Dr Sudhvir Singh, a medical doctor trained in Auckland, is currently head of Policy at EAT, a global non-profit start-up company that aims to transform the world’s food systems through science and disruption.
Singh told delegates that food is the biggest culprit in most of the world’s challenges such as health, equity and environment but it is also the biggest victim, with climate change making all food production, including seafood vulnerable.
What we eat is the biggest single risk factor for disease in all countries with one in five deaths directly attributed to diet. In New Zealand, the health sector chews up 20 percent of government spending and is on an upward trajectory.
Singh’s statistics are alarming; two billion people globally lack essential nutrients, 150 million children have stunted growth from poor nutrition, 50 million children are underweight. Then there are two billion people who are obese – across all continents.
He said food can be the solution to the health problems and climate change challenges - but only if the world’s researchers and policy-makers work collaboratively.
EAT’s challenge was to devise a healthy diet that would be sufficient to feed 10 billion people and still address climate change.
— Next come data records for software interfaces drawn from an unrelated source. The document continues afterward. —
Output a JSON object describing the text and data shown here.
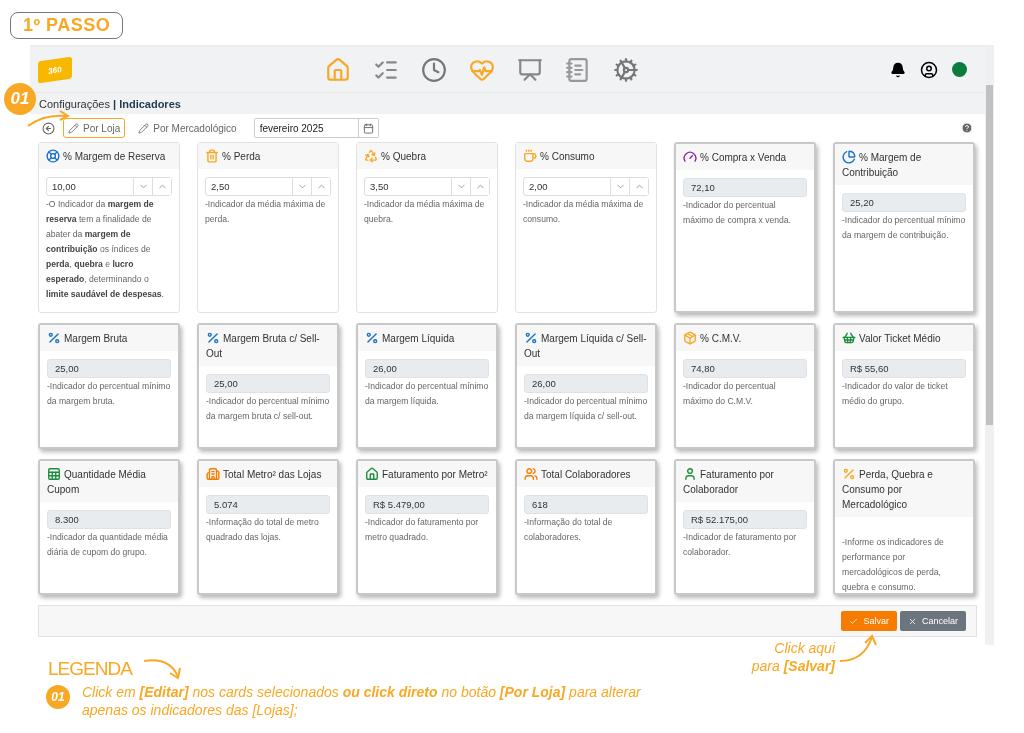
{
  "step_badge": "1º PASSO",
  "logo_text": "360",
  "breadcrumb": {
    "parent": "Configurações",
    "separator": "|",
    "current": "Indicadores"
  },
  "toolbar": {
    "tabs": [
      {
        "label": "Por Loja",
        "selected": true
      },
      {
        "label": "Por Mercadológico",
        "selected": false
      }
    ],
    "period": "fevereiro 2025"
  },
  "cards": [
    {
      "title": "% Margem de Reserva",
      "kind": "stepper",
      "value": "10,00",
      "selected": false,
      "description": "-O Indicador da **margem de reserva** tem a finalidade de abater da **margem de contribuição** os índices de **perda**, **quebra** e **lucro esperado**, determinando o **limite saudável de despesas**."
    },
    {
      "title": "% Perda",
      "kind": "stepper",
      "value": "2,50",
      "selected": false,
      "description": "-Indicador da média máxima de perda."
    },
    {
      "title": "% Quebra",
      "kind": "stepper",
      "value": "3,50",
      "selected": false,
      "description": "-Indicador da média máxima de quebra."
    },
    {
      "title": "% Consumo",
      "kind": "stepper",
      "value": "2,00",
      "selected": false,
      "description": "-Indicador da média máxima de consumo."
    },
    {
      "title": "% Compra x Venda",
      "kind": "readonly",
      "value": "72,10",
      "selected": true,
      "description": "-Indicador do percentual máximo de compra x venda."
    },
    {
      "title": "% Margem de Contribuição",
      "kind": "readonly",
      "value": "25,20",
      "selected": true,
      "description": "-Indicador do percentual mínimo da margem de contribuição."
    },
    {
      "title": "Margem Bruta",
      "kind": "readonly",
      "value": "25,00",
      "selected": true,
      "description": "-Indicador do percentual mínimo da margem bruta."
    },
    {
      "title": "Margem Bruta c/ Sell-Out",
      "kind": "readonly",
      "value": "25,00",
      "selected": true,
      "description": "-Indicador do percentual mínimo da margem bruta c/ sell-out."
    },
    {
      "title": "Margem Líquida",
      "kind": "readonly",
      "value": "26,00",
      "selected": true,
      "description": "-Indicador do percentual mínimo da margem líquida."
    },
    {
      "title": "Margem Líquida c/ Sell-Out",
      "kind": "readonly",
      "value": "26,00",
      "selected": true,
      "description": "-Indicador do percentual mínimo da margem líquida c/ sell-out."
    },
    {
      "title": "% C.M.V.",
      "kind": "readonly",
      "value": "74,80",
      "selected": true,
      "description": "-Indicador do percentual máximo do C.M.V."
    },
    {
      "title": "Valor Ticket Médio",
      "kind": "readonly",
      "value": "R$ 55,60",
      "selected": true,
      "description": "-Indicador do valor de ticket médio do grupo."
    },
    {
      "title": "Quantidade Média Cupom",
      "kind": "readonly",
      "value": "8.300",
      "selected": true,
      "description": "-Indicador da quantidade média diária de cupom do grupo."
    },
    {
      "title": "Total Metro² das Lojas",
      "kind": "readonly",
      "value": "5.074",
      "selected": true,
      "description": "-Informação do total de metro quadrado das lojas."
    },
    {
      "title": "Faturamento por Metro²",
      "kind": "readonly",
      "value": "R$ 5.479,00",
      "selected": true,
      "description": "-Indicador do faturamento por metro quadrado."
    },
    {
      "title": "Total Colaboradores",
      "kind": "readonly",
      "value": "618",
      "selected": true,
      "description": "-Informação do total de colaboradores."
    },
    {
      "title": "Faturamento por Colaborador",
      "kind": "readonly",
      "value": "R$ 52.175,00",
      "selected": true,
      "description": "-Indicador de faturamento por colaborador."
    },
    {
      "title": "Perda, Quebra e Consumo por Mercadológico",
      "kind": "info",
      "selected": true,
      "description": "-Informe os indicadores de performance por mercadológicos de perda, quebra e consumo."
    }
  ],
  "footer_buttons": [
    {
      "label": "Salvar",
      "kind": "primary"
    },
    {
      "label": "Cancelar",
      "kind": "secondary"
    }
  ],
  "marker": "01",
  "save_hint": "Click aqui\npara **[Salvar]**",
  "legend": {
    "title": "LEGENDA",
    "items": [
      {
        "number": "01",
        "text": "Click em **[Editar]** nos cards selecionados **ou click direto** no botão **[Por Loja]** para alterar apenas os indicadores das [Lojas];"
      }
    ]
  }
}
The good news is seafood is in the frame.
On a purely nutritional basis, EAT claims, not surprisingly, that the world needs a major increase in the consumption of wholegrains, non-starchy vegetables, nuts and legumes and seafood, with a decrease in red meat and dairy. The research shows a healthy adult should eat only one serving of red meat a week and 700 grams, or two to four servings of seafood.
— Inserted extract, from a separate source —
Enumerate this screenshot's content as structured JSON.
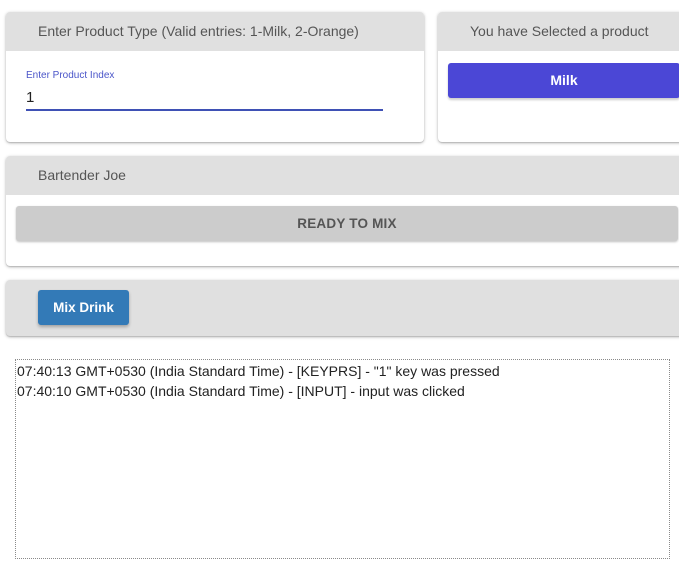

And that, apparently would save one in five premature deaths per year globally. That is 11 million people.
On the climate change front, the scientists say there needs to be no net increase globally in the emissions from agriculture. That comes with a caveat that land use should not increase either, fresh water should be preserved, nitrogen phosphate should be reduced, and biodiversity loss needs to be halted.
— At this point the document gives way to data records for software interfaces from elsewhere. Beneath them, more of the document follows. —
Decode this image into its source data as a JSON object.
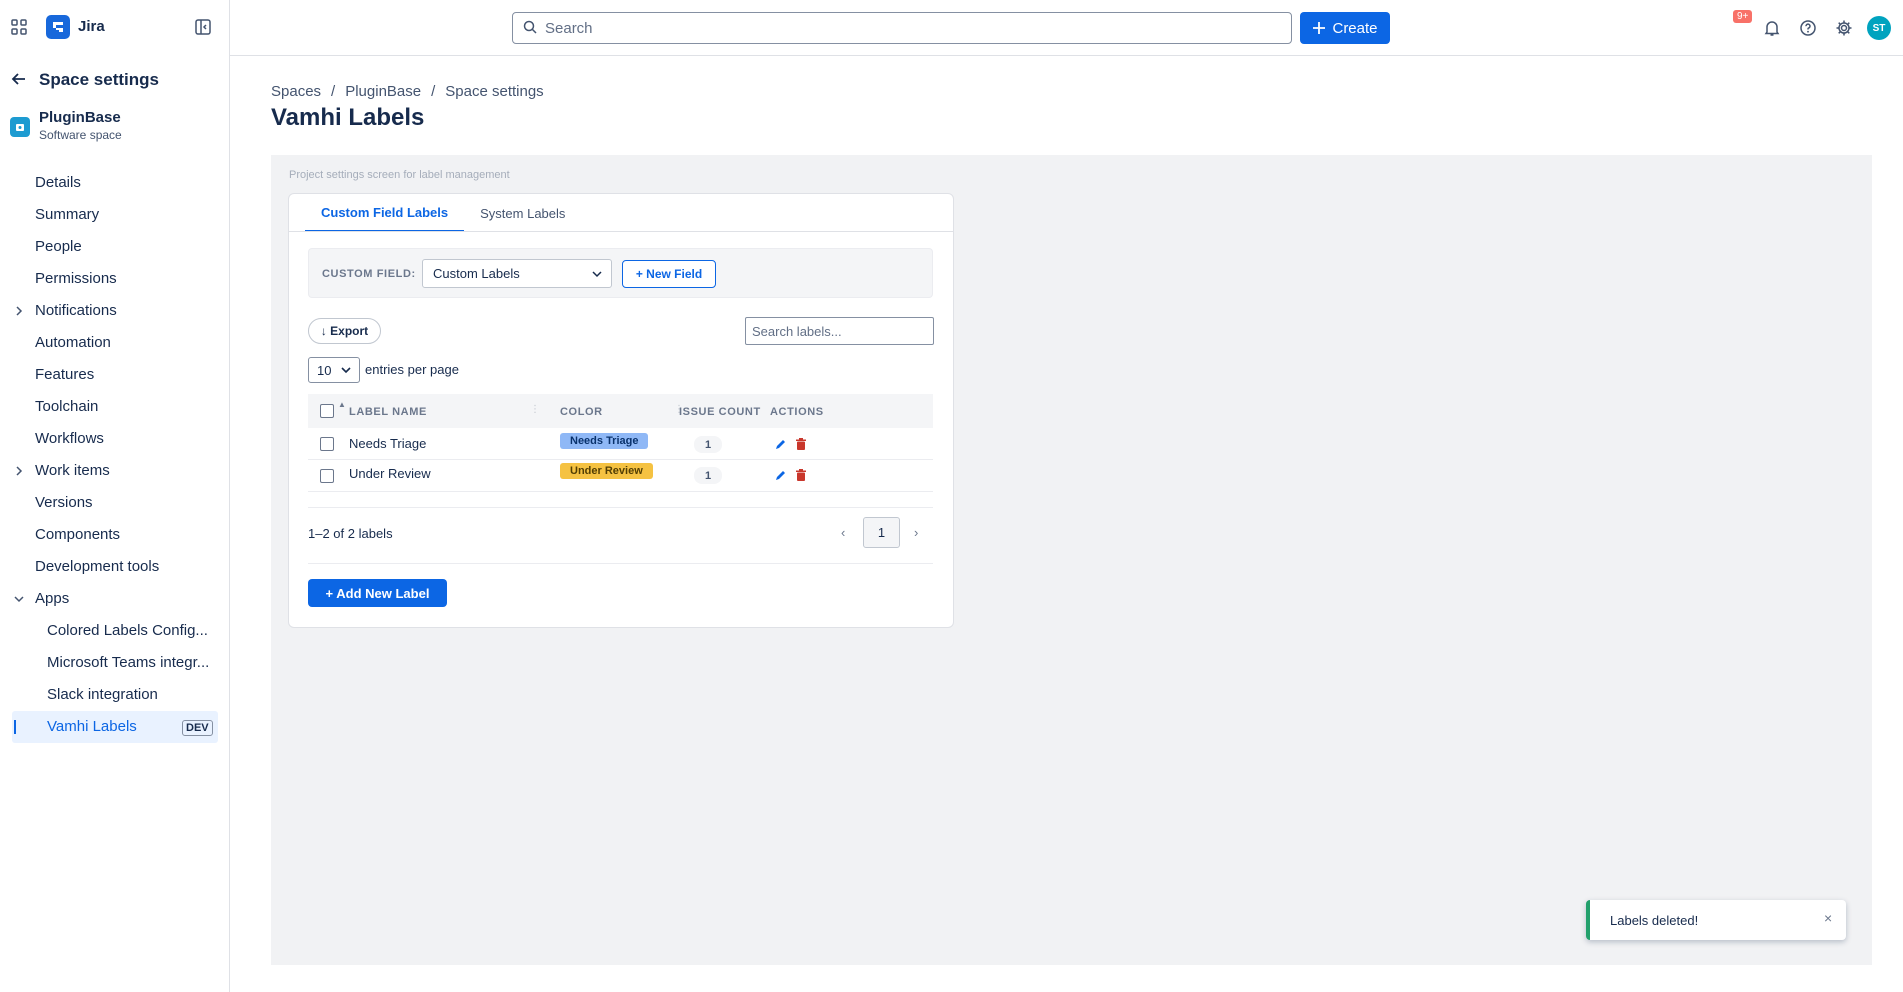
{
  "topbar": {
    "app_name": "Jira",
    "search_placeholder": "Search",
    "create_label": "Create",
    "notification_badge": "9+",
    "avatar_initials": "ST"
  },
  "sidebar": {
    "title": "Space settings",
    "space_name": "PluginBase",
    "space_type": "Software space",
    "items": [
      {
        "label": "Details"
      },
      {
        "label": "Summary"
      },
      {
        "label": "People"
      },
      {
        "label": "Permissions"
      },
      {
        "label": "Notifications"
      },
      {
        "label": "Automation"
      },
      {
        "label": "Features"
      },
      {
        "label": "Toolchain"
      },
      {
        "label": "Workflows"
      },
      {
        "label": "Work items"
      },
      {
        "label": "Versions"
      },
      {
        "label": "Components"
      },
      {
        "label": "Development tools"
      },
      {
        "label": "Apps"
      }
    ],
    "apps": [
      {
        "label": "Colored Labels Config..."
      },
      {
        "label": "Microsoft Teams integr..."
      },
      {
        "label": "Slack integration"
      },
      {
        "label": "Vamhi Labels",
        "badge": "DEV"
      }
    ]
  },
  "breadcrumb": [
    "Spaces",
    "PluginBase",
    "Space settings"
  ],
  "page_title": "Vamhi Labels",
  "app": {
    "hint": "Project settings screen for label management",
    "tabs": [
      "Custom Field Labels",
      "System Labels"
    ],
    "custom_field_label": "CUSTOM FIELD:",
    "custom_field_value": "Custom Labels",
    "new_field_label": "+ New Field",
    "export_label": "↓ Export",
    "search_placeholder": "Search labels...",
    "entries_value": "10",
    "entries_text": "entries per page",
    "columns": [
      "LABEL NAME",
      "COLOR",
      "ISSUE COUNT",
      "ACTIONS"
    ],
    "rows": [
      {
        "name": "Needs Triage",
        "chip": "Needs Triage",
        "chip_bg": "#8fb8f6",
        "chip_fg": "#09326c",
        "count": "1"
      },
      {
        "name": "Under Review",
        "chip": "Under Review",
        "chip_bg": "#f5c242",
        "chip_fg": "#533f04",
        "count": "1"
      }
    ],
    "range_text": "1–2 of 2 labels",
    "page": "1",
    "add_label": "+ Add New Label"
  },
  "toast": {
    "text": "Labels deleted!",
    "close": "×"
  },
  "colors": {
    "accent": "#0c66e4",
    "delete": "#c9372c",
    "success": "#22a06b"
  }
}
Globally, 25 percent of emissions come from food and land use, but the research says with food security being essential to feed the world’s population we should allow greenhouse gases from agriculture to be maintained and capped at current levels.
Singh said to feed 10 billion people and stay within healthy environmental limits, better production and waste reduction are needed but he claims just the switch in diet will help decrease greenhouse gas emissions.
According to EAT research, seafood is important, but consumption levels are too low in much of the world. With limited scope to increase wild catch the focus must be on aquaculture.
Fisheries Minister Stuart Nash’s announcement at the conference that he intends to turn the New Zealand aquaculture sector into a three billion dollar industry may come faster than even he expected.